(Excerpts from an interface dataset)

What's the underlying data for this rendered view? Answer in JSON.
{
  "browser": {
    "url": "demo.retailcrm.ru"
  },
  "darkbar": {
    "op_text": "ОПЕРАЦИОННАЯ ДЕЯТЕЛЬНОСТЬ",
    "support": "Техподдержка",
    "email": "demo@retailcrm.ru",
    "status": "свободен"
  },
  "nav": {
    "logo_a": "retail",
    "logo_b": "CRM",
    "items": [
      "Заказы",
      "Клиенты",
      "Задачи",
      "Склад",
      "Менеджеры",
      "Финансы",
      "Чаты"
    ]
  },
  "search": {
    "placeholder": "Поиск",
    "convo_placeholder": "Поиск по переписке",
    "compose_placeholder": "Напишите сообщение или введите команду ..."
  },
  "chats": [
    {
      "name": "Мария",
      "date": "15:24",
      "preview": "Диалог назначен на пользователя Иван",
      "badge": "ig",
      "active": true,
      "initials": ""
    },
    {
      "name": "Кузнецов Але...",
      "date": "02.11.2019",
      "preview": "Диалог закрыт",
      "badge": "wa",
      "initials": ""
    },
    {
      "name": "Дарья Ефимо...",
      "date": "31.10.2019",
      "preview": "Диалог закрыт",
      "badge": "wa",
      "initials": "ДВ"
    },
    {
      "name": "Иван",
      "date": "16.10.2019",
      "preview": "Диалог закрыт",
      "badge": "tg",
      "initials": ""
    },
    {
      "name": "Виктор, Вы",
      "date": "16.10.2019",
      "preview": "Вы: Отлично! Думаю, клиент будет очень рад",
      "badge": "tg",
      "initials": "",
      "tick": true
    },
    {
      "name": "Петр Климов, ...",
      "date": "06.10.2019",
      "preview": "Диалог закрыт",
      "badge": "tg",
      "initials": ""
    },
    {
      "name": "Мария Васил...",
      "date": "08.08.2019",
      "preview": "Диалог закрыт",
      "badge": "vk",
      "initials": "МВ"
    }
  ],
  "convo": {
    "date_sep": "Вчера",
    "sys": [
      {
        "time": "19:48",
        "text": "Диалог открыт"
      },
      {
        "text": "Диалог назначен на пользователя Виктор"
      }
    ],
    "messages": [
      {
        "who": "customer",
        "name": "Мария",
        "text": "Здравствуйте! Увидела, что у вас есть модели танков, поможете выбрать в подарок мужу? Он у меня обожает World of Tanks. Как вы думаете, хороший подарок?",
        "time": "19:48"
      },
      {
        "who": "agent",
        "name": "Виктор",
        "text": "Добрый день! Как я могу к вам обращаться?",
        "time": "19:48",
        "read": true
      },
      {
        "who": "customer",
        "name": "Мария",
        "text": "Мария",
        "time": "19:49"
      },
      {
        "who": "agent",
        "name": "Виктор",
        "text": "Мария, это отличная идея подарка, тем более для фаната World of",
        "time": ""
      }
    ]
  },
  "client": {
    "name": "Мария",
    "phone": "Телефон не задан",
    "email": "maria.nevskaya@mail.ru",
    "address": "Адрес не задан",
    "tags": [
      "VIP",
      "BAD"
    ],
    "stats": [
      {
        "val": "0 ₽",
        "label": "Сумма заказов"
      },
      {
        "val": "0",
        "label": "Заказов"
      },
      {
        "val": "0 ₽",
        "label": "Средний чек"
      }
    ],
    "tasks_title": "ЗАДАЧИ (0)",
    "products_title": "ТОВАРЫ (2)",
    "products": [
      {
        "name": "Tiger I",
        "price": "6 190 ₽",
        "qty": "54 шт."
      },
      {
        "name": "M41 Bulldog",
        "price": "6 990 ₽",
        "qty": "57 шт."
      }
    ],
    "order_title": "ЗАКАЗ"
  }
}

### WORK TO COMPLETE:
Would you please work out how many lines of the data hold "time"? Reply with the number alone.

### WRITTEN ANSWER:
5